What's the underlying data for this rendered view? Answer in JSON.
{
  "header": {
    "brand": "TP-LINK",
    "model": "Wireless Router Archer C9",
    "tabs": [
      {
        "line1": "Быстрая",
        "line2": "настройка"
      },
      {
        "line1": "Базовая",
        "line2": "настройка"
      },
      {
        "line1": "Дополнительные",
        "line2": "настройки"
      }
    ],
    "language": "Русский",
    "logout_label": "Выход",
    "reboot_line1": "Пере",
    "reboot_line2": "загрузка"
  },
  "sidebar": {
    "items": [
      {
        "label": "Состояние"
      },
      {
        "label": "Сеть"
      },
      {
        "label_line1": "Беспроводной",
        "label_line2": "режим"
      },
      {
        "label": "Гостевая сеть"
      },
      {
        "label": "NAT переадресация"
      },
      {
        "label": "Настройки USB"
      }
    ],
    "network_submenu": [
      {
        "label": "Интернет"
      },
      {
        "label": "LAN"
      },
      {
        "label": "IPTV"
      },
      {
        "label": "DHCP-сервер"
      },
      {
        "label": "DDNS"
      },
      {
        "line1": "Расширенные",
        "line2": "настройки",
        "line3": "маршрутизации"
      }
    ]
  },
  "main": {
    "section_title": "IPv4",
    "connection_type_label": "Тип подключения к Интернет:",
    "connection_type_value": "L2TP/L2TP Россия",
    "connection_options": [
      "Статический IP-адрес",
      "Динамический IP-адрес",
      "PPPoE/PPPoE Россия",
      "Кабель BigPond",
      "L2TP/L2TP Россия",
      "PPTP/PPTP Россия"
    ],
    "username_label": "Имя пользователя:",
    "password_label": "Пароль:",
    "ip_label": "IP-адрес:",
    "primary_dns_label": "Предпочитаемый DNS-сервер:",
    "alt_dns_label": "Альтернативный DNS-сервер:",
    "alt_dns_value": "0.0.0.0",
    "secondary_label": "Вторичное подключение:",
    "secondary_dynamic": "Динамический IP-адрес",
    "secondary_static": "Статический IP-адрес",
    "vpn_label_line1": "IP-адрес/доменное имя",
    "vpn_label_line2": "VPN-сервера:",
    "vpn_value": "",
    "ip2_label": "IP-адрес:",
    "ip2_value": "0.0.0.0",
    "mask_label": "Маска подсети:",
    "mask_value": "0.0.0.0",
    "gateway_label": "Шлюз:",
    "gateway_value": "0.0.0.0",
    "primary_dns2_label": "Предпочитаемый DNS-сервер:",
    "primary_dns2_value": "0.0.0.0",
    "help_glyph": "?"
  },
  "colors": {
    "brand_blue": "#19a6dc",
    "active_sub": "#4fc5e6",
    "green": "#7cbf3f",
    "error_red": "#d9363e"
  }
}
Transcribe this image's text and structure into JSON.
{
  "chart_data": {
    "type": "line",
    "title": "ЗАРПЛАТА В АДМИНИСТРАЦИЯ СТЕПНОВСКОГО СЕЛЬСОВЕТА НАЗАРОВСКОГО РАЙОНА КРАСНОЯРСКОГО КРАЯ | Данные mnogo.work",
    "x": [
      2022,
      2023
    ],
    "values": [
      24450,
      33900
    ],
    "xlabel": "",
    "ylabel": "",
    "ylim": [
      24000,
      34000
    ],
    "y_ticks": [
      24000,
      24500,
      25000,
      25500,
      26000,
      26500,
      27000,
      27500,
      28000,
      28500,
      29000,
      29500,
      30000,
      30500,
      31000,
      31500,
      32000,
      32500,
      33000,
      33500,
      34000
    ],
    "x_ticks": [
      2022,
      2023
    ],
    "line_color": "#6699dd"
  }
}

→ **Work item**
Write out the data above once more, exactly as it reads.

→ **Written response**
What's the underlying data for this rendered view? Answer in JSON.
{
  "header": {
    "brand": "TP-LINK",
    "model": "Wireless Router Archer C9",
    "tabs": [
      {
        "line1": "Быстрая",
        "line2": "настройка"
      },
      {
        "line1": "Базовая",
        "line2": "настройка"
      },
      {
        "line1": "Дополнительные",
        "line2": "настройки"
      }
    ],
    "language": "Русский",
    "logout_label": "Выход",
    "reboot_line1": "Пере",
    "reboot_line2": "загрузка"
  },
  "sidebar": {
    "items": [
      {
        "label": "Состояние"
      },
      {
        "label": "Сеть"
      },
      {
        "label_line1": "Беспроводной",
        "label_line2": "режим"
      },
      {
        "label": "Гостевая сеть"
      },
      {
        "label": "NAT переадресация"
      },
      {
        "label": "Настройки USB"
      }
    ],
    "network_submenu": [
      {
        "label": "Интернет"
      },
      {
        "label": "LAN"
      },
      {
        "label": "IPTV"
      },
      {
        "label": "DHCP-сервер"
      },
      {
        "label": "DDNS"
      },
      {
        "line1": "Расширенные",
        "line2": "настройки",
        "line3": "маршрутизации"
      }
    ]
  },
  "main": {
    "section_title": "IPv4",
    "connection_type_label": "Тип подключения к Интернет:",
    "connection_type_value": "L2TP/L2TP Россия",
    "connection_options": [
      "Статический IP-адрес",
      "Динамический IP-адрес",
      "PPPoE/PPPoE Россия",
      "Кабель BigPond",
      "L2TP/L2TP Россия",
      "PPTP/PPTP Россия"
    ],
    "username_label": "Имя пользователя:",
    "password_label": "Пароль:",
    "ip_label": "IP-адрес:",
    "primary_dns_label": "Предпочитаемый DNS-сервер:",
    "alt_dns_label": "Альтернативный DNS-сервер:",
    "alt_dns_value": "0.0.0.0",
    "secondary_label": "Вторичное подключение:",
    "secondary_dynamic": "Динамический IP-адрес",
    "secondary_static": "Статический IP-адрес",
    "vpn_label_line1": "IP-адрес/доменное имя",
    "vpn_label_line2": "VPN-сервера:",
    "vpn_value": "",
    "ip2_label": "IP-адрес:",
    "ip2_value": "0.0.0.0",
    "mask_label": "Маска подсети:",
    "mask_value": "0.0.0.0",
    "gateway_label": "Шлюз:",
    "gateway_value": "0.0.0.0",
    "primary_dns2_label": "Предпочитаемый DNS-сервер:",
    "primary_dns2_value": "0.0.0.0",
    "help_glyph": "?"
  },
  "colors": {
    "brand_blue": "#19a6dc",
    "active_sub": "#4fc5e6",
    "green": "#7cbf3f",
    "error_red": "#d9363e"
  }
}
Transcribe this image's text and structure into JSON.
{
  "chart_data": {
    "type": "line",
    "title": "ЗАРПЛАТА В АДМИНИСТРАЦИЯ СТЕПНОВСКОГО СЕЛЬСОВЕТА НАЗАРОВСКОГО РАЙОНА КРАСНОЯРСКОГО КРАЯ | Данные mnogo.work",
    "x": [
      2022,
      2023
    ],
    "values": [
      24450,
      33900
    ],
    "xlabel": "",
    "ylabel": "",
    "ylim": [
      24000,
      34000
    ],
    "y_ticks": [
      24000,
      24500,
      25000,
      25500,
      26000,
      26500,
      27000,
      27500,
      28000,
      28500,
      29000,
      29500,
      30000,
      30500,
      31000,
      31500,
      32000,
      32500,
      33000,
      33500,
      34000
    ],
    "x_ticks": [
      2022,
      2023
    ],
    "line_color": "#6699dd"
  }
}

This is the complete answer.